There is an additional benefit for us that comes from this “where the people are” approach to ministry.  If we are hanging out with people on their home turf, we really begin to understand other people’s life perspectives.  When we fellowship in their spaces, we better understand who they are and the challenges they face.  When we work with them in their spaces, we put ourselves on the line in showing value in those spaces and those communities.  We build credibility as agents of compassion and grace as representatives of our churches.  We build those churches’ reputations.  I’ve done work with a local church that is at the center of an affluent neighborhood that is literally a mile-and-a-half from one of the most impoverished neighborhoods in the city.  It is a beautiful thing to make people welcome in our well-appointed spaces, but it is arguably even more beautiful to make ourselves vulnerable by humbly and sincerely, with true interest and empathy, in order to fellowship and serve in their special spaces.  I realize there is considerable preparatory work to be done to respectfully and successfully enter into spaces that are culturally radically different from our own, but it is exactly the kind of rewarding work we are called to do as followers of Jesus.

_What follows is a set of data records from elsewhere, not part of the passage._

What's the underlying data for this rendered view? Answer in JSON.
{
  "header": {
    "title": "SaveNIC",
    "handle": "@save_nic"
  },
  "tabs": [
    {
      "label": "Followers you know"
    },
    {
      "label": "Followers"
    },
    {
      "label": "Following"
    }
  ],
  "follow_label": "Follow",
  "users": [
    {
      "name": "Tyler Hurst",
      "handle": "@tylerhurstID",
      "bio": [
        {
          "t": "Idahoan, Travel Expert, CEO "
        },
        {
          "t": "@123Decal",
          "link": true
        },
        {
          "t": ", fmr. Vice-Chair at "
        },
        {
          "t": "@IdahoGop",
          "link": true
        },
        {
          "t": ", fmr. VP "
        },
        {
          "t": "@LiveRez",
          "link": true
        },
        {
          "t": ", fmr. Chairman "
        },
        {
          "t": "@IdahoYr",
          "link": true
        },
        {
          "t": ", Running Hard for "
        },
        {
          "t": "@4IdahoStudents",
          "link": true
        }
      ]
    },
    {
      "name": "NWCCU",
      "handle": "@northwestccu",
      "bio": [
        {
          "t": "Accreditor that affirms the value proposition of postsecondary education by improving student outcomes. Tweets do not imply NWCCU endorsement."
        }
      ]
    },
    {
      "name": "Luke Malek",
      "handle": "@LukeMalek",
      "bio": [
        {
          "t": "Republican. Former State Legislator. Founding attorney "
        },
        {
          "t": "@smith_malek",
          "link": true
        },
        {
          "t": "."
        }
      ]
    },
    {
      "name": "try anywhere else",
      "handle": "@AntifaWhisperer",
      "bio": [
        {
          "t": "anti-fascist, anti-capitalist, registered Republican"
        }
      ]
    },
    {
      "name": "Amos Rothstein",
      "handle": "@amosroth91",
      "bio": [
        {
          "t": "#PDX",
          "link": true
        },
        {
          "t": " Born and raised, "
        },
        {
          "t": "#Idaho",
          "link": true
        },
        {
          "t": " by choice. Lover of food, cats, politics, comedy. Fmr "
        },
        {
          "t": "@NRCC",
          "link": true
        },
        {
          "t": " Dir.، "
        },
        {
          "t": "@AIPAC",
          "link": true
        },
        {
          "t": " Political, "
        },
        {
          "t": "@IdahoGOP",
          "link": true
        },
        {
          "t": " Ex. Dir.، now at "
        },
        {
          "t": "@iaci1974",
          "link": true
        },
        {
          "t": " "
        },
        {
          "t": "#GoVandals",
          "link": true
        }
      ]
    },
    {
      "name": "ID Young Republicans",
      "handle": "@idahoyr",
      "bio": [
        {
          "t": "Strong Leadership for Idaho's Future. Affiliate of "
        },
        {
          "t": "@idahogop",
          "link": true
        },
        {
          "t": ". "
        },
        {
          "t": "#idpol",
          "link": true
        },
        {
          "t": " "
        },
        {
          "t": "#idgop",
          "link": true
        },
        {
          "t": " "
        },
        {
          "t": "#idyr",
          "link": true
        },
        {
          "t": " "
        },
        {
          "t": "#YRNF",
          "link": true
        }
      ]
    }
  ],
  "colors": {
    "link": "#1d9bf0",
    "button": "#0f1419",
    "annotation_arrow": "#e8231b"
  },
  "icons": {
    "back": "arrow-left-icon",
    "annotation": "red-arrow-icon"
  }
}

There is also an individual aspect to this philosophy of meeting people where they are.  We can practice it on a regular basis as individual disciples, and such efforts will inspire our own spiritual growth and strengthen our contributions to the fabric of our local congregation.  It is a corrective against our impulse to judge others and their ways of doing things.  It is a vital part of the process of creativity, as we experience different approaches to living life and doing ministry.

What are the ways in which you and your congregation are partnering with outside groups to do important ministry beyond your campus?  (And I’m not just talking about one-off mission trips here: I’m talking about ongoing partnerships.)  What are the ways that you as an individual make it a point to experience the perspectives of others by spending time in their community spaces?  How have you found that such experiences change you (and change your church if your church also makes it a point to engage in such ways)?  Share your stories.